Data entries
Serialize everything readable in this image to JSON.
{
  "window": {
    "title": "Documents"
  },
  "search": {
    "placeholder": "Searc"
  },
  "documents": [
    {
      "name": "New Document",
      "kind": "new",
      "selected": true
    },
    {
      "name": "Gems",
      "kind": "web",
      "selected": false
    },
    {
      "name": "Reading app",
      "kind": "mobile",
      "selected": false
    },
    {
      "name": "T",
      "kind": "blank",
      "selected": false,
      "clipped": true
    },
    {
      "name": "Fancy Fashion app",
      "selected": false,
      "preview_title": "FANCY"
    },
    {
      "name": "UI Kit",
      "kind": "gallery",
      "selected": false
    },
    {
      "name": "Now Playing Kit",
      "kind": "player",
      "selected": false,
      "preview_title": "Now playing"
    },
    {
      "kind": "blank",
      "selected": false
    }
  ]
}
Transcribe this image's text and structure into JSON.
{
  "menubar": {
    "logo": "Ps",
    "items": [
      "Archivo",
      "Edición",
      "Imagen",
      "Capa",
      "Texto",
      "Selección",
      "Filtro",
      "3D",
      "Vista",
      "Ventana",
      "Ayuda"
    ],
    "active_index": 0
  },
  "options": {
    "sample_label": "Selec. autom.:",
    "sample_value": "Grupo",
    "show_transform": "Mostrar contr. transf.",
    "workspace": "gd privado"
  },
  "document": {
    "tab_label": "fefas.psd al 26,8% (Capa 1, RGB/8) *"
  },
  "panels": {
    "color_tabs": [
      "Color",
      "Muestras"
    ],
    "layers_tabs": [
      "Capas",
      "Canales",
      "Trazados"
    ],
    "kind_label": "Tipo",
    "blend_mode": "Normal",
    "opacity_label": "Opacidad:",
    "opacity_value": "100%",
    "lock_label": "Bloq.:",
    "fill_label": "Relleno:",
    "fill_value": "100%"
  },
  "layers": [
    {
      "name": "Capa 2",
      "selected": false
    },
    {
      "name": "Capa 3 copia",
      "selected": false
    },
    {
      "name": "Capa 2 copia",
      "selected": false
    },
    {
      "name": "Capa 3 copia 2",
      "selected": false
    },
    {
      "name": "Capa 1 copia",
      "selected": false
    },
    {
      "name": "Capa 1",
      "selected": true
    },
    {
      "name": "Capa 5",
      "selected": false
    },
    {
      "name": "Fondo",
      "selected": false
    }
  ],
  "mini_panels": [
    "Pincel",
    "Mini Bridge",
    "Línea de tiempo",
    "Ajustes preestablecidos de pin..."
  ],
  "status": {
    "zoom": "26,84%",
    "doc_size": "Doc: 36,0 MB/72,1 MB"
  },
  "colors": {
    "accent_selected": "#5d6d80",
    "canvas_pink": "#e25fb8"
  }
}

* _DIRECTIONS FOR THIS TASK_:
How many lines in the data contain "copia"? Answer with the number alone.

* _EXERCISE RESULT_:
4